* _Problem description_
Output the entries below so that they read exactly as they do now.

*** Opening of Source data ***

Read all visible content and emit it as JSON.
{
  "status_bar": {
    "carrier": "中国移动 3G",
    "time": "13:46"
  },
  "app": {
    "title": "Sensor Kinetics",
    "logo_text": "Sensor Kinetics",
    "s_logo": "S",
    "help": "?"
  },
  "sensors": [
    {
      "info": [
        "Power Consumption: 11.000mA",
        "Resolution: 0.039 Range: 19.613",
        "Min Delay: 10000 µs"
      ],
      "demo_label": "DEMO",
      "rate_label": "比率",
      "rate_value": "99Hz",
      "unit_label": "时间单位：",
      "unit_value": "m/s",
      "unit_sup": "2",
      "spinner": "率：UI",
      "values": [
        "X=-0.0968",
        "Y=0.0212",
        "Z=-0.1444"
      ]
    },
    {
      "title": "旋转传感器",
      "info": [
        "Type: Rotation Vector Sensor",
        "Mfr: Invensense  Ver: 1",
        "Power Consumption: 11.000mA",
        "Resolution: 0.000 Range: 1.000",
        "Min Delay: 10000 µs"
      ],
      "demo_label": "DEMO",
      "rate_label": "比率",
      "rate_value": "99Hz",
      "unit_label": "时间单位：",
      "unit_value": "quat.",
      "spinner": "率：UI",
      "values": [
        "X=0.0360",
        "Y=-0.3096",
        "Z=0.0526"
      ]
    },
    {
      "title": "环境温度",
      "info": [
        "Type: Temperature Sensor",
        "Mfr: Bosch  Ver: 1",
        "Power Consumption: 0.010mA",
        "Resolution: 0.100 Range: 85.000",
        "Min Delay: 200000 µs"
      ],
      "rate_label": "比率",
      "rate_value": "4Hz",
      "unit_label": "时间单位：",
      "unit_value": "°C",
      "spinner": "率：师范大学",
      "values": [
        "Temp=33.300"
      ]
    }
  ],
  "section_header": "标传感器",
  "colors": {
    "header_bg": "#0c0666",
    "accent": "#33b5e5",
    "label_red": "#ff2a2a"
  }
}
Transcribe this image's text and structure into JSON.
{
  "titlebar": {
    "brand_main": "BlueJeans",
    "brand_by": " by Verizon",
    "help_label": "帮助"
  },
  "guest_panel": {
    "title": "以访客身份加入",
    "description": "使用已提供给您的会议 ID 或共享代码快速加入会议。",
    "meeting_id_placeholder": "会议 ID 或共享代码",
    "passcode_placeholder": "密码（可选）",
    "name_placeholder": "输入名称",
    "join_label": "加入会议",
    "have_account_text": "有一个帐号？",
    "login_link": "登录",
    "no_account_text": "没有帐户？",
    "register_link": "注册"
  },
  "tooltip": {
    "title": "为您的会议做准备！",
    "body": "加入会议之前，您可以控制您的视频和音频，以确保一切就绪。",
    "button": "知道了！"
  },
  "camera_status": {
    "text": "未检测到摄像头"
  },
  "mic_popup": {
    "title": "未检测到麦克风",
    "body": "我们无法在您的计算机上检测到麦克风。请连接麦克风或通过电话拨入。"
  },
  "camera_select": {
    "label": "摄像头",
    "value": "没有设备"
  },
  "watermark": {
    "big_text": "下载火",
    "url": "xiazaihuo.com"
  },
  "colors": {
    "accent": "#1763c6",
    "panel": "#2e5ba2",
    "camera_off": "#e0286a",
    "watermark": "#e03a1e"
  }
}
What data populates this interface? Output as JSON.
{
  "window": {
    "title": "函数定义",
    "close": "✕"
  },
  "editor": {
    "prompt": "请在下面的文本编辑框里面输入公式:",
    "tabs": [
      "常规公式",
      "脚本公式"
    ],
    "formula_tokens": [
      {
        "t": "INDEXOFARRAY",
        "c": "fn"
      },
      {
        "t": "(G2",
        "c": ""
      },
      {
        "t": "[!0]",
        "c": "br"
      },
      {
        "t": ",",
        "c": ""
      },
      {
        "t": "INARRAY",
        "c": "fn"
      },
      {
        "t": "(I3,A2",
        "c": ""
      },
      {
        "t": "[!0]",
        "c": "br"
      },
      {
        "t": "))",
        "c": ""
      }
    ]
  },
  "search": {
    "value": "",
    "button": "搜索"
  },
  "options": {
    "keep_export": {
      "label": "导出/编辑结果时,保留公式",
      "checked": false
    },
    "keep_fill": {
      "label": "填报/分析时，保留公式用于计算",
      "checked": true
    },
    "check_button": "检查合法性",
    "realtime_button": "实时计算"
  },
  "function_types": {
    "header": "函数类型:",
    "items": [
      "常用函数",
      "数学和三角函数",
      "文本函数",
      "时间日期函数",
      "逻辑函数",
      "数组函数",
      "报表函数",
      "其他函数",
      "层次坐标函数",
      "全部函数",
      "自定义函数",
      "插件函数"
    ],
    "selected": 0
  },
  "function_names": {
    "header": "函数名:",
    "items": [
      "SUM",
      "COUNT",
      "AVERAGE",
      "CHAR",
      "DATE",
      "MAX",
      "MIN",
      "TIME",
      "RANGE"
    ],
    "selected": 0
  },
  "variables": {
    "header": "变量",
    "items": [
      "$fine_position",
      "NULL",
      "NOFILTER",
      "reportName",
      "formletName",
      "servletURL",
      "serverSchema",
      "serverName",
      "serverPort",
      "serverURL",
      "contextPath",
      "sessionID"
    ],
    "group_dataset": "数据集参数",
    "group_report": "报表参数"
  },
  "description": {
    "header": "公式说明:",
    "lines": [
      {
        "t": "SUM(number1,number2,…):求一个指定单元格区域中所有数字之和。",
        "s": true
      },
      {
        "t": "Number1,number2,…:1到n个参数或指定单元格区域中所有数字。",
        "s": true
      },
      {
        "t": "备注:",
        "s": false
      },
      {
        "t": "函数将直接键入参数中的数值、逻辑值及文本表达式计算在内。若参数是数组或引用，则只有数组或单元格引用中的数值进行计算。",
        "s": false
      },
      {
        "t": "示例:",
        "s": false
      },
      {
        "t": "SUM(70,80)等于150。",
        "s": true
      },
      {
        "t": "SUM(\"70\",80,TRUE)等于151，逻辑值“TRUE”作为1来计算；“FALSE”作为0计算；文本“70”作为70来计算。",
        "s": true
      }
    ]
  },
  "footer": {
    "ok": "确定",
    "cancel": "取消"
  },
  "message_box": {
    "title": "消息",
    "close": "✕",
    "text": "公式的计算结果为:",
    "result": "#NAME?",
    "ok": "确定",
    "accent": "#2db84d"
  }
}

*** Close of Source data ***

* _Solution for this problem_
Read all visible content and emit it as JSON.
{
  "status_bar": {
    "carrier": "中国移动 3G",
    "time": "13:46"
  },
  "app": {
    "title": "Sensor Kinetics",
    "logo_text": "Sensor Kinetics",
    "s_logo": "S",
    "help": "?"
  },
  "sensors": [
    {
      "info": [
        "Power Consumption: 11.000mA",
        "Resolution: 0.039 Range: 19.613",
        "Min Delay: 10000 µs"
      ],
      "demo_label": "DEMO",
      "rate_label": "比率",
      "rate_value": "99Hz",
      "unit_label": "时间单位：",
      "unit_value": "m/s",
      "unit_sup": "2",
      "spinner": "率：UI",
      "values": [
        "X=-0.0968",
        "Y=0.0212",
        "Z=-0.1444"
      ]
    },
    {
      "title": "旋转传感器",
      "info": [
        "Type: Rotation Vector Sensor",
        "Mfr: Invensense  Ver: 1",
        "Power Consumption: 11.000mA",
        "Resolution: 0.000 Range: 1.000",
        "Min Delay: 10000 µs"
      ],
      "demo_label": "DEMO",
      "rate_label": "比率",
      "rate_value": "99Hz",
      "unit_label": "时间单位：",
      "unit_value": "quat.",
      "spinner": "率：UI",
      "values": [
        "X=0.0360",
        "Y=-0.3096",
        "Z=0.0526"
      ]
    },
    {
      "title": "环境温度",
      "info": [
        "Type: Temperature Sensor",
        "Mfr: Bosch  Ver: 1",
        "Power Consumption: 0.010mA",
        "Resolution: 0.100 Range: 85.000",
        "Min Delay: 200000 µs"
      ],
      "rate_label": "比率",
      "rate_value": "4Hz",
      "unit_label": "时间单位：",
      "unit_value": "°C",
      "spinner": "率：师范大学",
      "values": [
        "Temp=33.300"
      ]
    }
  ],
  "section_header": "标传感器",
  "colors": {
    "header_bg": "#0c0666",
    "accent": "#33b5e5",
    "label_red": "#ff2a2a"
  }
}
Transcribe this image's text and structure into JSON.
{
  "titlebar": {
    "brand_main": "BlueJeans",
    "brand_by": " by Verizon",
    "help_label": "帮助"
  },
  "guest_panel": {
    "title": "以访客身份加入",
    "description": "使用已提供给您的会议 ID 或共享代码快速加入会议。",
    "meeting_id_placeholder": "会议 ID 或共享代码",
    "passcode_placeholder": "密码（可选）",
    "name_placeholder": "输入名称",
    "join_label": "加入会议",
    "have_account_text": "有一个帐号？",
    "login_link": "登录",
    "no_account_text": "没有帐户？",
    "register_link": "注册"
  },
  "tooltip": {
    "title": "为您的会议做准备！",
    "body": "加入会议之前，您可以控制您的视频和音频，以确保一切就绪。",
    "button": "知道了！"
  },
  "camera_status": {
    "text": "未检测到摄像头"
  },
  "mic_popup": {
    "title": "未检测到麦克风",
    "body": "我们无法在您的计算机上检测到麦克风。请连接麦克风或通过电话拨入。"
  },
  "camera_select": {
    "label": "摄像头",
    "value": "没有设备"
  },
  "watermark": {
    "big_text": "下载火",
    "url": "xiazaihuo.com"
  },
  "colors": {
    "accent": "#1763c6",
    "panel": "#2e5ba2",
    "camera_off": "#e0286a",
    "watermark": "#e03a1e"
  }
}
What data populates this interface? Output as JSON.
{
  "window": {
    "title": "函数定义",
    "close": "✕"
  },
  "editor": {
    "prompt": "请在下面的文本编辑框里面输入公式:",
    "tabs": [
      "常规公式",
      "脚本公式"
    ],
    "formula_tokens": [
      {
        "t": "INDEXOFARRAY",
        "c": "fn"
      },
      {
        "t": "(G2",
        "c": ""
      },
      {
        "t": "[!0]",
        "c": "br"
      },
      {
        "t": ",",
        "c": ""
      },
      {
        "t": "INARRAY",
        "c": "fn"
      },
      {
        "t": "(I3,A2",
        "c": ""
      },
      {
        "t": "[!0]",
        "c": "br"
      },
      {
        "t": "))",
        "c": ""
      }
    ]
  },
  "search": {
    "value": "",
    "button": "搜索"
  },
  "options": {
    "keep_export": {
      "label": "导出/编辑结果时,保留公式",
      "checked": false
    },
    "keep_fill": {
      "label": "填报/分析时，保留公式用于计算",
      "checked": true
    },
    "check_button": "检查合法性",
    "realtime_button": "实时计算"
  },
  "function_types": {
    "header": "函数类型:",
    "items": [
      "常用函数",
      "数学和三角函数",
      "文本函数",
      "时间日期函数",
      "逻辑函数",
      "数组函数",
      "报表函数",
      "其他函数",
      "层次坐标函数",
      "全部函数",
      "自定义函数",
      "插件函数"
    ],
    "selected": 0
  },
  "function_names": {
    "header": "函数名:",
    "items": [
      "SUM",
      "COUNT",
      "AVERAGE",
      "CHAR",
      "DATE",
      "MAX",
      "MIN",
      "TIME",
      "RANGE"
    ],
    "selected": 0
  },
  "variables": {
    "header": "变量",
    "items": [
      "$fine_position",
      "NULL",
      "NOFILTER",
      "reportName",
      "formletName",
      "servletURL",
      "serverSchema",
      "serverName",
      "serverPort",
      "serverURL",
      "contextPath",
      "sessionID"
    ],
    "group_dataset": "数据集参数",
    "group_report": "报表参数"
  },
  "description": {
    "header": "公式说明:",
    "lines": [
      {
        "t": "SUM(number1,number2,…):求一个指定单元格区域中所有数字之和。",
        "s": true
      },
      {
        "t": "Number1,number2,…:1到n个参数或指定单元格区域中所有数字。",
        "s": true
      },
      {
        "t": "备注:",
        "s": false
      },
      {
        "t": "函数将直接键入参数中的数值、逻辑值及文本表达式计算在内。若参数是数组或引用，则只有数组或单元格引用中的数值进行计算。",
        "s": false
      },
      {
        "t": "示例:",
        "s": false
      },
      {
        "t": "SUM(70,80)等于150。",
        "s": true
      },
      {
        "t": "SUM(\"70\",80,TRUE)等于151，逻辑值“TRUE”作为1来计算；“FALSE”作为0计算；文本“70”作为70来计算。",
        "s": true
      }
    ]
  },
  "footer": {
    "ok": "确定",
    "cancel": "取消"
  },
  "message_box": {
    "title": "消息",
    "close": "✕",
    "text": "公式的计算结果为:",
    "result": "#NAME?",
    "ok": "确定",
    "accent": "#2db84d"
  }
}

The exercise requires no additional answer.